Its rare you see a big name trademark holder lose a UDRP against one defendant for several similar domain names, but that’s just what happened to Diners Club when they filed a UDRP against Green Free who owned several .NL domain names having the words “diner” and “card” in them:
dinercadeaucard.nl dinercadeaukaart.nl, diner-giftcard.nl, dinergiftcard.nl, and dinergift.nl
Here are the relevant facts and conclusions by the one person panel:
“The defendant denies that the DINERS Brands in its entirety in the Domain names are incorporated.”
“The word “dinner” (ie the “s”) is not entirely in the domain. Respondent points to the fact that all the domain names very common Dutch word “dinner” (without “s”) as a starting point is taken. According to the Van Dale Dutch dictionary this word means “full hot meal,” and the word is phonetically pronounced “dienee”.
“Respondent further points out that he include “leisure loyalty” programs developed. The defendant has previously been the National Golfbon concept in the market placed using the domain names and <golf-giftcard.nl> <golfbon.nl>. Another potential concept is based on the Dutch restaurant / dining market. In order to develop this concept, Respondent registered the domain names, like other domains as <nationale-dinercard.nl> and <nationaledinercard.nl>.”
“Respondent thus seeks a similar gift to the National Golfbon / gift card concept to the Dutch “dinner” market to offer.”
“The term “gift card” is general in nature and is used to replace the famous “bon”. Difference in voucher and gift card lies in the possibility of a plaintiff gift card through pinterminals up and down to value. This is the reason for the combination of the Dutch word “dinner” and the term “gift card”.

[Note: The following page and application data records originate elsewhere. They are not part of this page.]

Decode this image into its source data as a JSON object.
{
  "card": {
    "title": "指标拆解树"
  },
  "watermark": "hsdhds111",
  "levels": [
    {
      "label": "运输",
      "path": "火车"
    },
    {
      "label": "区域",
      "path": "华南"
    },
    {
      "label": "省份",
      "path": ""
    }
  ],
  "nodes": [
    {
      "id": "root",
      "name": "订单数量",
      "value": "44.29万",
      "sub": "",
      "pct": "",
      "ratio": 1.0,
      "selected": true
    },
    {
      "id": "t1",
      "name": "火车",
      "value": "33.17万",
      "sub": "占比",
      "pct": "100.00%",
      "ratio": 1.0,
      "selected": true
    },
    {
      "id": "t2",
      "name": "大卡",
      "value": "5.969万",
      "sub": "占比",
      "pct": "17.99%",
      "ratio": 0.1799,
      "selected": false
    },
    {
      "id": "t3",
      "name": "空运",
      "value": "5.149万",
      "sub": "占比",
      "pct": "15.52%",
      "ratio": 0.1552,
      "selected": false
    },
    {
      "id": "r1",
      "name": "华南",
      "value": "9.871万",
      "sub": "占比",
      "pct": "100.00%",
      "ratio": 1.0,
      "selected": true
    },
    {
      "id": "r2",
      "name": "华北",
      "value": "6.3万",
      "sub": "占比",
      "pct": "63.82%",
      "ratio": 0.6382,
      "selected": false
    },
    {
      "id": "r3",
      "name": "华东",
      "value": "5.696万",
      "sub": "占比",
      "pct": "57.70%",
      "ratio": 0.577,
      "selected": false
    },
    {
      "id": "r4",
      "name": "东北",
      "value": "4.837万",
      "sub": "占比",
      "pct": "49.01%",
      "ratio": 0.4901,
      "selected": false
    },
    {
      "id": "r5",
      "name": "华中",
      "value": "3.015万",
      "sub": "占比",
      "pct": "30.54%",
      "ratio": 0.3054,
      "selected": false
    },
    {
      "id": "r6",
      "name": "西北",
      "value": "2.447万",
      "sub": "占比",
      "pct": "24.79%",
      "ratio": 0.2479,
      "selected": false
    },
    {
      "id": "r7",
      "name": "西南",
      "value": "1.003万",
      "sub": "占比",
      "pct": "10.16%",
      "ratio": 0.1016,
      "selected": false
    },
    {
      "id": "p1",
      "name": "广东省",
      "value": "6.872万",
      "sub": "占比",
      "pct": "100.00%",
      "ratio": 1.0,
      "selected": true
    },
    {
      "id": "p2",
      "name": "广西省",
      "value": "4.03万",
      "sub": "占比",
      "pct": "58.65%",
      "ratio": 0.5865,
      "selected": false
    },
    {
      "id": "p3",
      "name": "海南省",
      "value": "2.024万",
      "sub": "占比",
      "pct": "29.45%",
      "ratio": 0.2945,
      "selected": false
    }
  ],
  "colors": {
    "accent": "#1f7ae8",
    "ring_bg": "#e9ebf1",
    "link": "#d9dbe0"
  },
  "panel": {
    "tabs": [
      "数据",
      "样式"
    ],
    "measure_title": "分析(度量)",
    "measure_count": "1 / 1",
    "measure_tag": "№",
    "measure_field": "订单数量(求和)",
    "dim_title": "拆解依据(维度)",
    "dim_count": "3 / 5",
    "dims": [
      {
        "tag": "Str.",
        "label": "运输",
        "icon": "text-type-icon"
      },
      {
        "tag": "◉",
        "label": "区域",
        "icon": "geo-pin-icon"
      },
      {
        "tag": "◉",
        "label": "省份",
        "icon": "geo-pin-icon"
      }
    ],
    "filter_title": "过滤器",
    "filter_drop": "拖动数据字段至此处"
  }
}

“In any event, at the discretion of the Panelist, the sign DINNERS at least one character reference in relation to certain services for which it is registered. Given the American backdrop, the Plaintiffs Panelist in principle, the Anglo-American sense of the word “dinner”, being “eaters” or “little (way) restaurant.” These meanings as related to the services of Complainant should point to one of the (possibly most common) goals of the services of Complainant, namely the possibility to pay by credit card at restaurants.”
“Besides the Panelist notes that Plaintiff has not stated as such that the domain names confusingly match the invoked Brands. Plaintiff has only argued that the Trademark in its entirety in the Domain names are incorporated, so the domain would vote in accordance with the Marks. ”
“The Panelist notes, however, that the marks are not in its entirety in the Domain names are incorporated, in all domain names, there is use of the word ‘dinner’ – ie without the “S” of the sign DINERS.”
“In this case it makes a big difference. ”
“Panelist follow the defendant in his claim that the element “dinner” in the domain name is used descriptively as a Dutch word for the evening meal, sometimes combined with descriptive English words like “gift” and “card”.
“This means that there is a conceptual and aural differences between the American English word “dinner”, that “eaters” or “little (way) restaurants” and is pronounced as [dai-ners], and the Dutch word “dinner” that means dinner and is pronounced as [so-no]. Based on these differences, the Panelist considers that the Domain Name confusingly may not correspond to the marks of Complainant.”
“Claim this does not meet the first under Article 2.1 sub a of the Regulations.”